The climate crisis has put sequoias on a dangerous path. A draft report from the National Park Service indicates that 10% of the largest trees in the world were wiped out in last year’s Castle Fire.
Sequoias can live for thousands of years. Trees alive today are our connections to deep time. As Christianity rose, the Han Dynasty collapsed, and countless other human activities proliferated around the world, sequoias still alive today silently rose to towering heights in isolated pockets of California’s Sierra Nevada. To stand in the shadow of a giant sequoia is to feel the heft of history drape over you.
Yet humanity’s most lasting legacy, which began during the Industrial Revolution, might be contributing to their downfall. Climate change coupled with a freak August lightning storm lit the Castle Fire. It was one of a number of explosive wildfires that stretched California’s fire resources to the brink in 2020. The firestorm caused widespread destruction, and the new draft report, shared with the Visalia Times Delta, shows we’re still getting a handle on just how much we’ve lost.
The report is based on preliminary data that shows between 7,500 and 10,000 of the giant trees were destroyed. That translates to between 10% and 14% of all sequoias in the world disappearing in one inferno.
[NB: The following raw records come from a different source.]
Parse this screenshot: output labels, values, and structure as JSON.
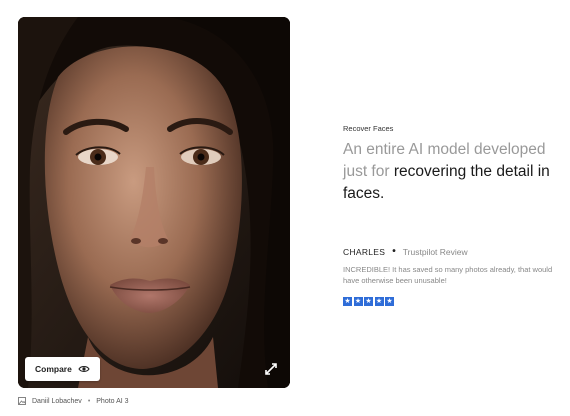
{
  "photo": {
    "compare_label": "Compare",
    "compare_icon": "eye-icon",
    "expand_icon": "expand-icon"
  },
  "caption": {
    "icon": "image-icon",
    "author": "Daniil Lobachev",
    "separator": "•",
    "product": "Photo AI 3"
  },
  "content": {
    "section_label": "Recover Faces",
    "headline_light": "An entire AI model developed just for ",
    "headline_dark": "recovering the detail in faces."
  },
  "review": {
    "name": "CHARLES",
    "bullet": "•",
    "source": "Trustpilot Review",
    "text": "INCREDIBLE! It has saved so many photos already, that would have otherwise been unusable!",
    "rating": 5,
    "star_glyph": "★",
    "star_color": "#2f6dd8"
  }
}
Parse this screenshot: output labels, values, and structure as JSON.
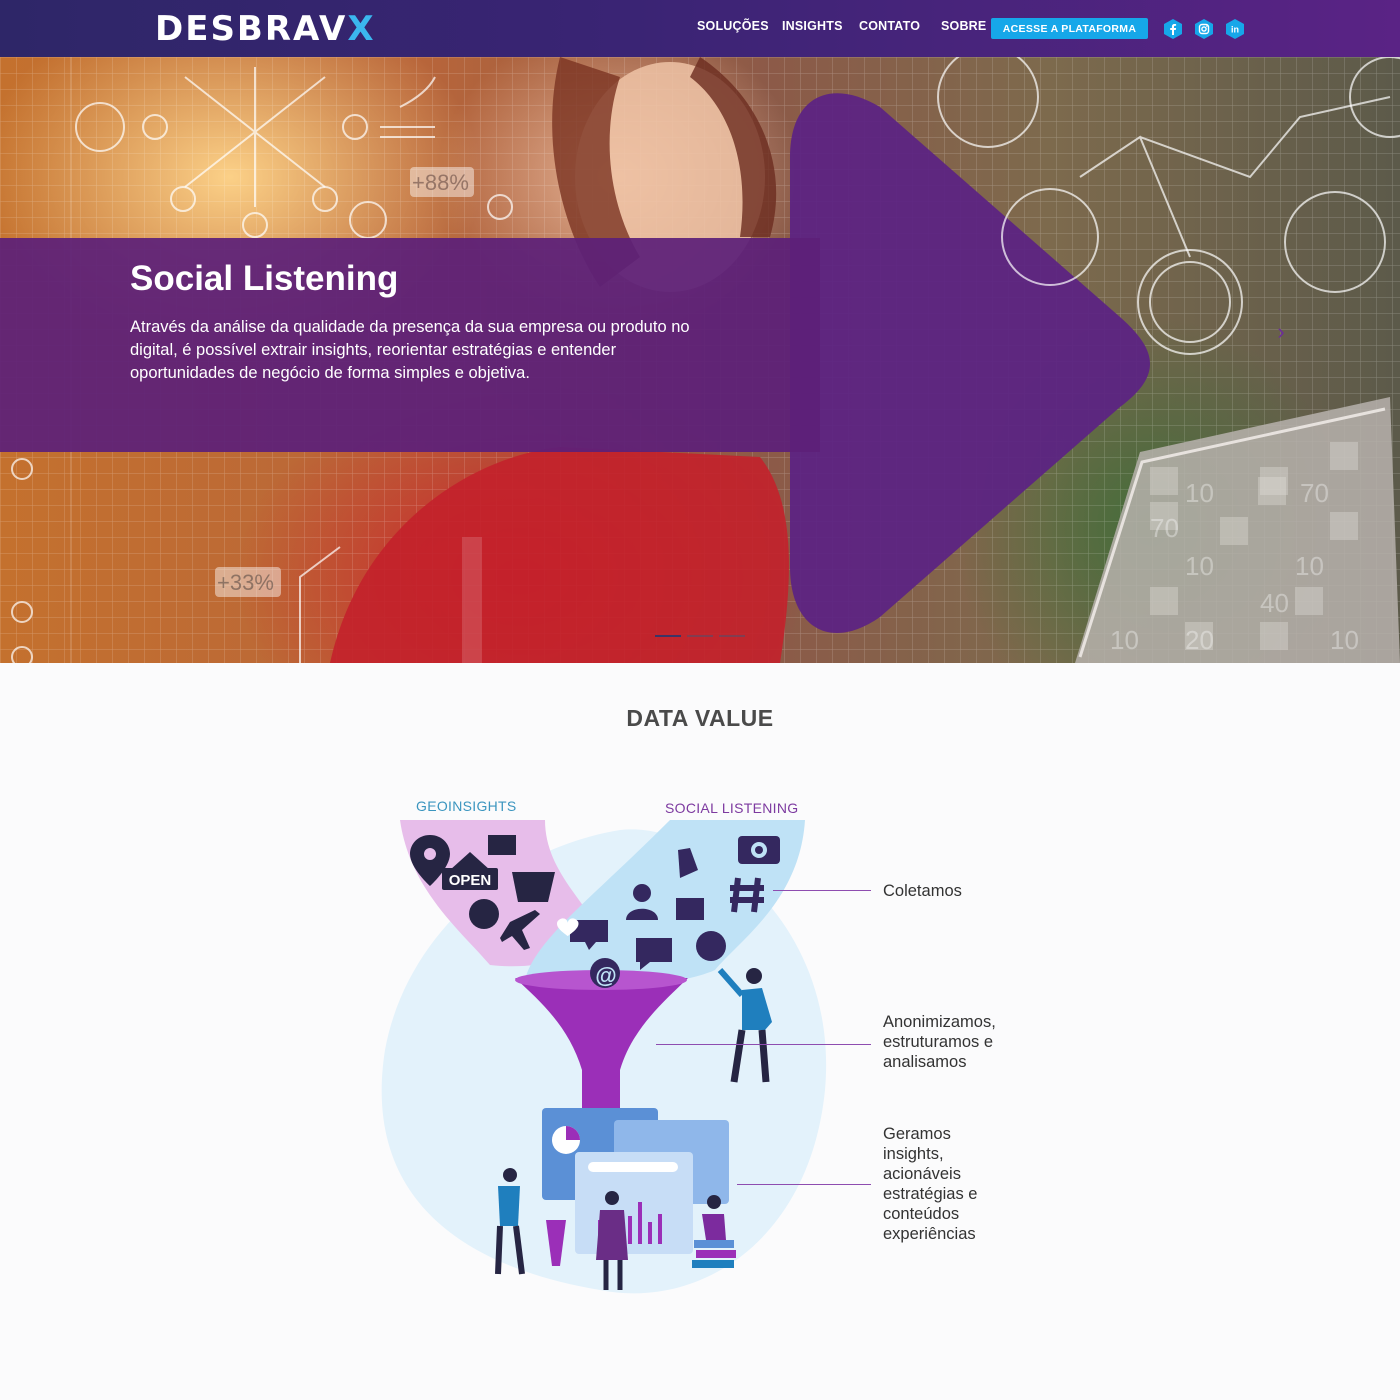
{
  "nav": {
    "logo_main": "DESBRAV",
    "logo_accent": "X",
    "items": [
      "SOLUÇÕES",
      "INSIGHTS",
      "CONTATO",
      "SOBRE"
    ],
    "cta_label": "ACESSE A PLATAFORMA",
    "social": [
      "facebook-icon",
      "instagram-icon",
      "linkedin-icon"
    ],
    "social_color": "#16a7e9"
  },
  "hero": {
    "title": "Social Listening",
    "text": "Através da análise da qualidade da presença da sua empresa ou produto no digital, é possível extrair insights, reorientar estratégias e entender oportunidades de negócio de forma simples e objetiva.",
    "decor_labels": [
      "+88%",
      "+33%"
    ],
    "band_color": "#5c2078",
    "slides_total": 3,
    "slide_active": 1
  },
  "data_value": {
    "title": "DATA VALUE",
    "label_geo": "GEOINSIGHTS",
    "label_social": "SOCIAL LISTENING",
    "geo_sign": "OPEN",
    "steps": [
      "Coletamos",
      "Anonimizamos, estruturamos e analisamos",
      "Geramos insights, acionáveis estratégias e conteúdos experiências"
    ]
  }
}
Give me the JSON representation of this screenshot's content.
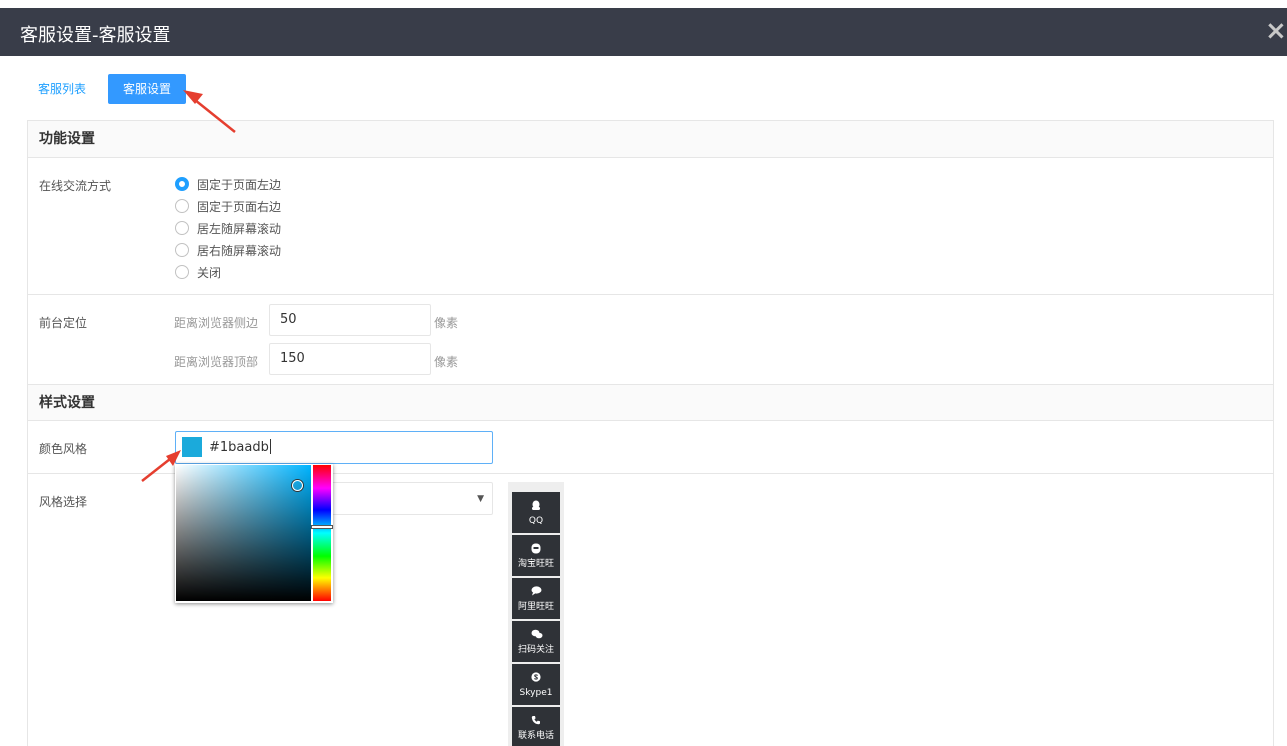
{
  "window": {
    "title": "客服设置-客服设置",
    "close_icon": "×"
  },
  "tabs": [
    {
      "label": "客服列表",
      "active": false
    },
    {
      "label": "客服设置",
      "active": true
    }
  ],
  "feature_section": {
    "title": "功能设置",
    "chat_mode": {
      "label": "在线交流方式",
      "options": [
        "固定于页面左边",
        "固定于页面右边",
        "居左随屏幕滚动",
        "居右随屏幕滚动",
        "关闭"
      ],
      "selected": "固定于页面左边"
    },
    "position": {
      "label": "前台定位",
      "side": {
        "label": "距离浏览器侧边",
        "value": "50",
        "unit": "像素"
      },
      "top": {
        "label": "距离浏览器顶部",
        "value": "150",
        "unit": "像素"
      }
    }
  },
  "style_section": {
    "title": "样式设置",
    "color": {
      "label": "颜色风格",
      "value": "#1baadb"
    },
    "style_choice": {
      "label": "风格选择",
      "value": ""
    }
  },
  "float_bar": {
    "items": [
      {
        "label": "QQ",
        "icon": "qq-icon"
      },
      {
        "label": "淘宝旺旺",
        "icon": "taobao-wangwang-icon"
      },
      {
        "label": "阿里旺旺",
        "icon": "aliwangwang-icon"
      },
      {
        "label": "扫码关注",
        "icon": "wechat-icon"
      },
      {
        "label": "Skype1",
        "icon": "skype-icon"
      },
      {
        "label": "联系电话",
        "icon": "phone-icon"
      }
    ]
  },
  "colors": {
    "title_bar": "#393d49",
    "accent": "#1e9fff",
    "active_tab": "#3399ff",
    "float_item": "#2f3237",
    "annotation_arrow": "#e53e2f"
  }
}
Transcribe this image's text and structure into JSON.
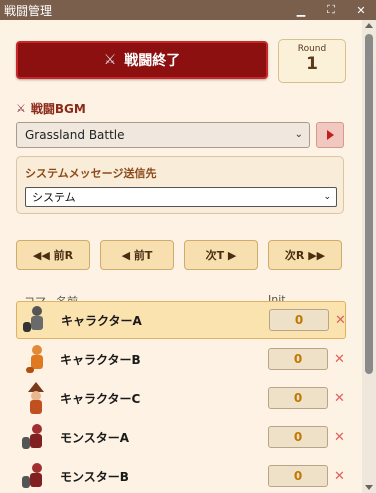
{
  "window": {
    "title": "戦闘管理"
  },
  "controls": {
    "end_battle": "戦闘終了",
    "round_label": "Round",
    "round_value": "1"
  },
  "bgm": {
    "label": "戦闘BGM",
    "selected": "Grassland Battle"
  },
  "message": {
    "label": "システムメッセージ送信先",
    "selected": "システム"
  },
  "nav": {
    "prev_round": "◀◀ 前R",
    "prev_turn": "◀ 前T",
    "next_turn": "次T ▶",
    "next_round": "次R ▶▶"
  },
  "table": {
    "col_piece": "コマ",
    "col_name": "名前",
    "col_init": "Init",
    "rows": [
      {
        "name": "キャラクターA",
        "init": "0",
        "active": true,
        "sprite": "knight"
      },
      {
        "name": "キャラクターB",
        "init": "0",
        "active": false,
        "sprite": "dancer"
      },
      {
        "name": "キャラクターC",
        "init": "0",
        "active": false,
        "sprite": "mage"
      },
      {
        "name": "モンスターA",
        "init": "0",
        "active": false,
        "sprite": "warrior"
      },
      {
        "name": "モンスターB",
        "init": "0",
        "active": false,
        "sprite": "warrior"
      }
    ]
  },
  "colors": {
    "accent": "#8d1010",
    "title_bar": "#7a5f4d",
    "init_value": "#c07800"
  }
}
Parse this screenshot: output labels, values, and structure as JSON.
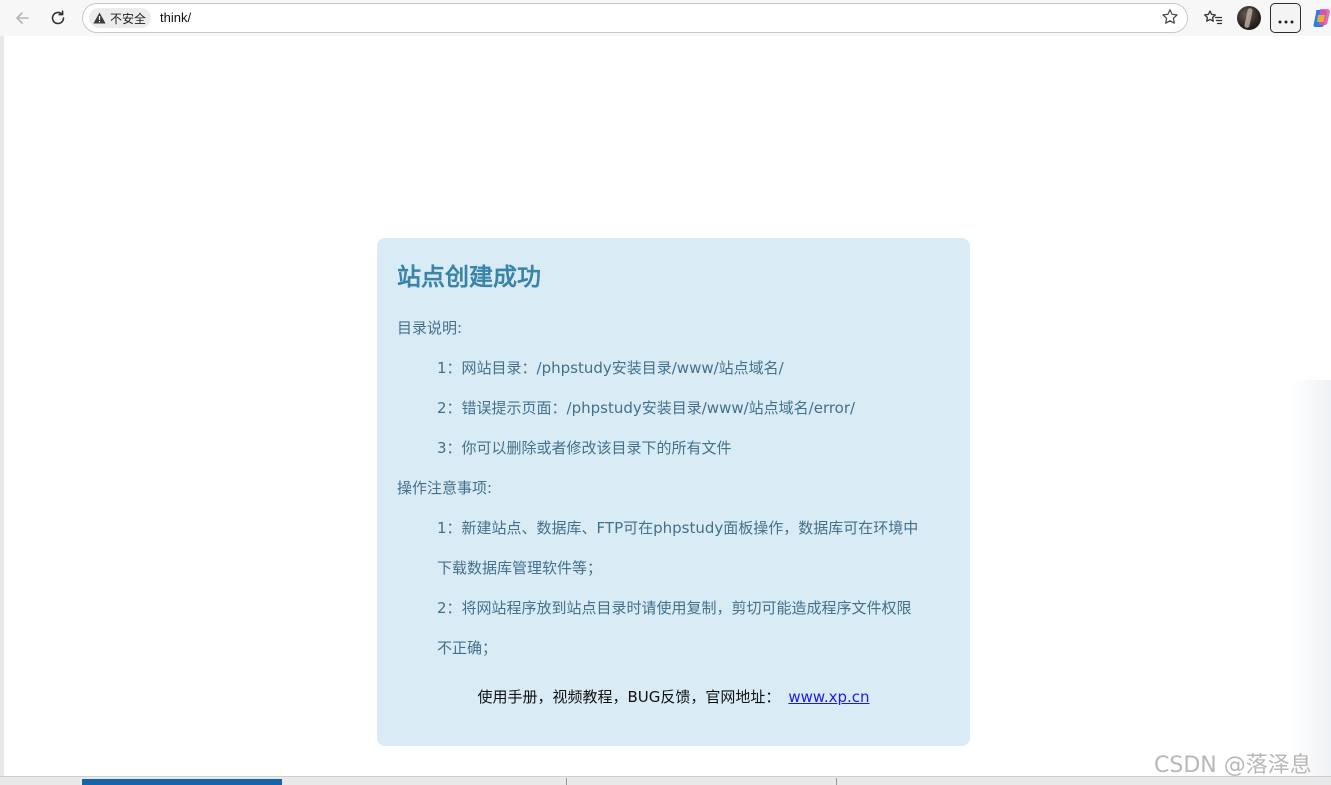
{
  "browser": {
    "security_label": "不安全",
    "url": "think/"
  },
  "page": {
    "title": "站点创建成功",
    "dir_heading": "目录说明:",
    "dir_items": [
      "1：网站目录：/phpstudy安装目录/www/站点域名/",
      "2：错误提示页面：/phpstudy安装目录/www/站点域名/error/",
      "3：你可以删除或者修改该目录下的所有文件"
    ],
    "ops_heading": "操作注意事项:",
    "ops_items": [
      "1：新建站点、数据库、FTP可在phpstudy面板操作，数据库可在环境中",
      "下载数据库管理软件等；",
      "2：将网站程序放到站点目录时请使用复制，剪切可能造成程序文件权限",
      "不正确；"
    ],
    "footer_text": "使用手册，视频教程，BUG反馈，官网地址：",
    "footer_link": "www.xp.cn"
  },
  "watermark": "CSDN @落泽息",
  "colors": {
    "card_bg": "#d9ecf5",
    "title": "#3a84a9",
    "body_text": "#44708c",
    "link": "#1a1aee"
  },
  "icons": [
    "back-arrow-icon",
    "refresh-icon",
    "warning-triangle-icon",
    "star-icon",
    "favorites-icon",
    "more-icon",
    "copilot-icon"
  ]
}
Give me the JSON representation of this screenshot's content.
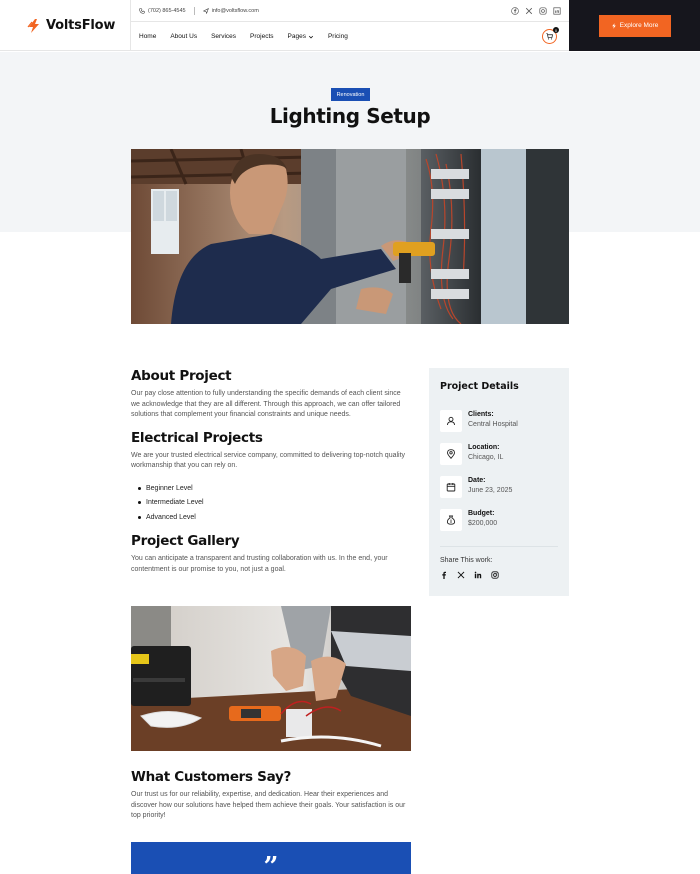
{
  "brand": {
    "name": "VoltsFlow",
    "accent": "#f26522",
    "blue": "#1a4fb4",
    "dark": "#16161d"
  },
  "topbar": {
    "phone": "(702) 865-4545",
    "email": "info@voltsflow.com",
    "socials": [
      "facebook-icon",
      "x-icon",
      "instagram-icon",
      "linkedin-icon"
    ]
  },
  "nav": {
    "items": [
      {
        "label": "Home"
      },
      {
        "label": "About Us"
      },
      {
        "label": "Services"
      },
      {
        "label": "Projects"
      },
      {
        "label": "Pages"
      },
      {
        "label": "Pricing"
      }
    ],
    "cart_count": "0",
    "cta_label": "Explore More"
  },
  "hero": {
    "tag": "Renovation",
    "title": "Lighting Setup"
  },
  "main": {
    "about": {
      "heading": "About Project",
      "body": "Our pay close attention to fully understanding the specific demands of each client since we acknowledge that they are all different. Through this approach, we can offer tailored solutions that complement your financial constraints and unique needs."
    },
    "electrical": {
      "heading": "Electrical Projects",
      "body": "We are your trusted electrical service company, committed to delivering top-notch quality workmanship that you can rely on.",
      "levels": [
        "Beginner Level",
        "Intermediate Level",
        "Advanced Level"
      ]
    },
    "gallery": {
      "heading": "Project Gallery",
      "body": "You can anticipate a transparent and trusting collaboration with us. In the end, your contentment is our promise to you, not just a goal."
    },
    "customers": {
      "heading": "What Customers Say?",
      "body": "Our trust us for our reliability, expertise, and dedication. Hear their experiences and discover how our solutions have helped them achieve their goals. Your satisfaction is our top priority!",
      "quote_mark": "”"
    }
  },
  "sidebar": {
    "title": "Project Details",
    "details": [
      {
        "label": "Clients:",
        "value": "Central Hospital",
        "icon": "user-icon"
      },
      {
        "label": "Location:",
        "value": "Chicago, IL",
        "icon": "location-pin-icon"
      },
      {
        "label": "Date:",
        "value": "June 23, 2025",
        "icon": "calendar-icon"
      },
      {
        "label": "Budget:",
        "value": "$200,000",
        "icon": "money-bag-icon"
      }
    ],
    "share_label": "Share This work:",
    "share_icons": [
      "facebook-icon",
      "x-icon",
      "linkedin-icon",
      "instagram-icon"
    ]
  }
}
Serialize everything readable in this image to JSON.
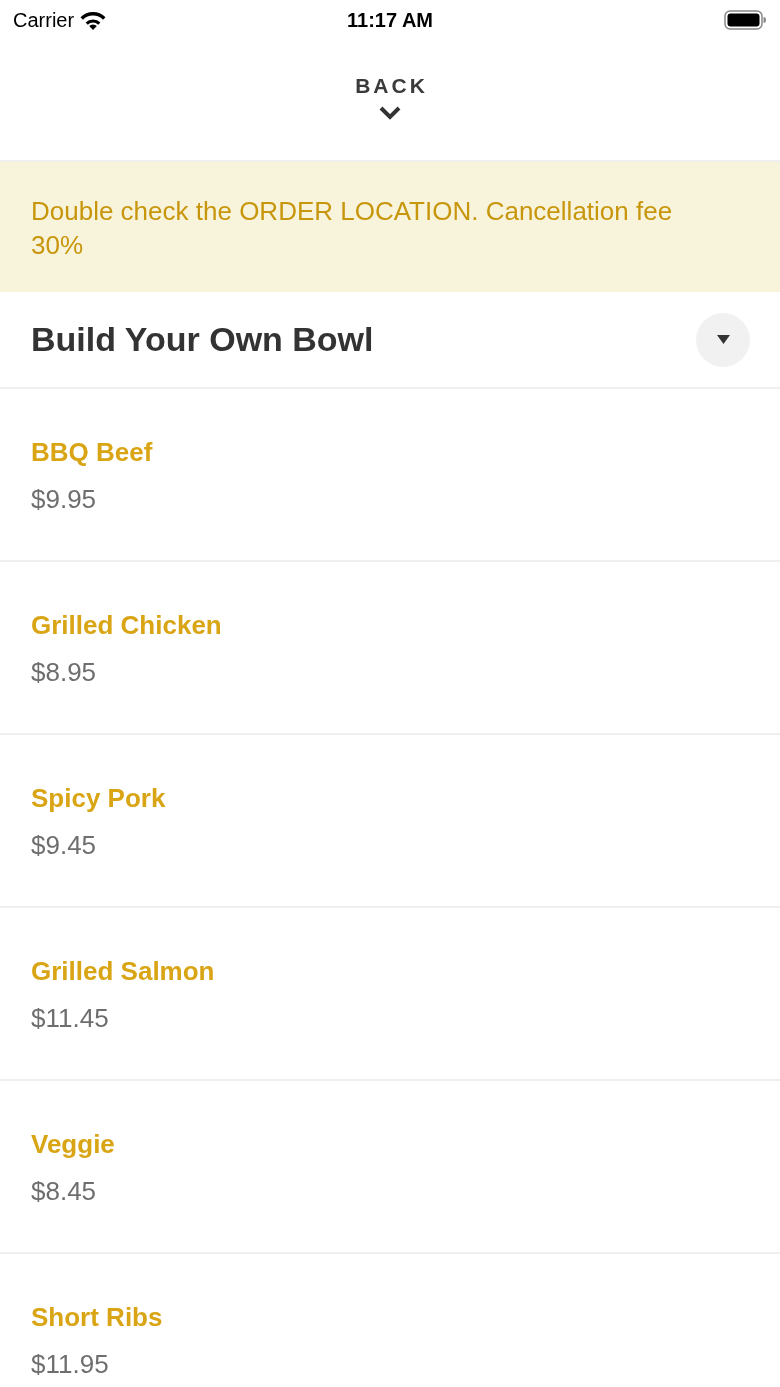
{
  "status_bar": {
    "carrier": "Carrier",
    "time": "11:17 AM"
  },
  "header": {
    "back_label": "BACK"
  },
  "banner": {
    "text": "Double check the ORDER LOCATION. Cancellation fee 30%"
  },
  "section": {
    "title": "Build Your Own Bowl"
  },
  "items": [
    {
      "name": "BBQ Beef",
      "price": "$9.95"
    },
    {
      "name": "Grilled Chicken",
      "price": "$8.95"
    },
    {
      "name": "Spicy Pork",
      "price": "$9.45"
    },
    {
      "name": "Grilled Salmon",
      "price": "$11.45"
    },
    {
      "name": "Veggie",
      "price": "$8.45"
    },
    {
      "name": "Short Ribs",
      "price": "$11.95"
    }
  ]
}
The same fire is also responsible for a sequoia that continued to burn and smolder throughout the winter. While not all the trees lost were 3,000-year-old behemoths, even relatively young trees going up in smoke is a huge blow to the health of sequoias going forward.
“Not much in my life in the natural world has made me cry, but this did,” Nate Stephenson, a research ecologist for the U.S. Geological Survey who works in the park and has been studying sequoias for years, told the San Francisco Chronicle. “It hit me like a ton of bricks.”
Christy Brigham, chief of resources management and science at Sequoia and Kings Canyon National Parks, was equally blunt in her assessment of just how terrible the situation is. She told the Times Delta, “I cannot overemphasize how mind-blowing this is for all of us. These trees have lived for thousands of years. They’ve survived dozens of wildfires already.”
The difference between fires of the past and what happened last year is one of intensity. Sequoias are fairly well adapted to ground-level burning, which actually helps the trees by clearing out competitors. Walking in an old growth grove feels almost park-like, with gaps of open forest between the monster trees. Sequoias also have thick bark that can handle those burns and keep on trucking.
But rising carbon dioxide has created a much different climate, one that favors explosive fires that can leap between the crowns of trees. Hotter temperatures have made things more flammable by drying out vegetation and locking in drought conditions. Poor forest management that prioritized fire suppression also means there’s more around to burn. When an errant spark or lightning strike hits, it can send entire forests up in flames.
Last year’s firestorm was particularly shocking since the state rarely sees widespread lightning in the summer dry season. The flames also attacked coastal redwoods, another ancient and striking species of tree only found in a few locations in California.
But with unprecedented becoming the norm, it’s unclear what the future will hold for these ancient trees adapted to a climate of the past. Thomas Swetnam, an emeritus tree ring researcher at the University of Arizona, said in an email at the time of the firestorm last year that, “Generally, coast redwoods and giant sequoias now occur in small, isolated groves. Very hot, large, high severity fires could kill many or all trees in some groves. In increasingly warm and dry climates we are not sure if they will regenerate.”
“The precise threshold of climate change (rising temperatures, increasing drought magnitude, etc.) that may cause large and frequent high severity fires burning over entire groves, and the inability of trees to recover, are not known for coast redwoods or giant sequoias,” he added. “The fact that we are seeing some mortality of 1,000-plus year old trees now in some groves is a warning though that we may be approaching these thresholds.”
It raises challenging questions for how we protect the remaining trees—and the even more somber prospect of letting them go. Most sequoias reside in national parks, be it Sequoia, Kings Canyon, or Yosemite. The National Park Service recently published new guidance on how the park planners should be getting ready for climate change, including embracing change as part of resource management. Ominously, the report also notes (emphasis ours): “The scope, pace, and magnitude of climate-related changes will continue to present new challenges for the National Park Service, with an accompanying reality that it will not be possible to safeguard all park resources, processes, assets, and values in their current form or context over the long term.”
Given that sequoias are the namesake of a park and sit on the very emblem of the agency, it’s unlikely they’ll be tossed into the pyre of the climate crisis. But in protecting them, resource managers will need to decide what to possibly let go.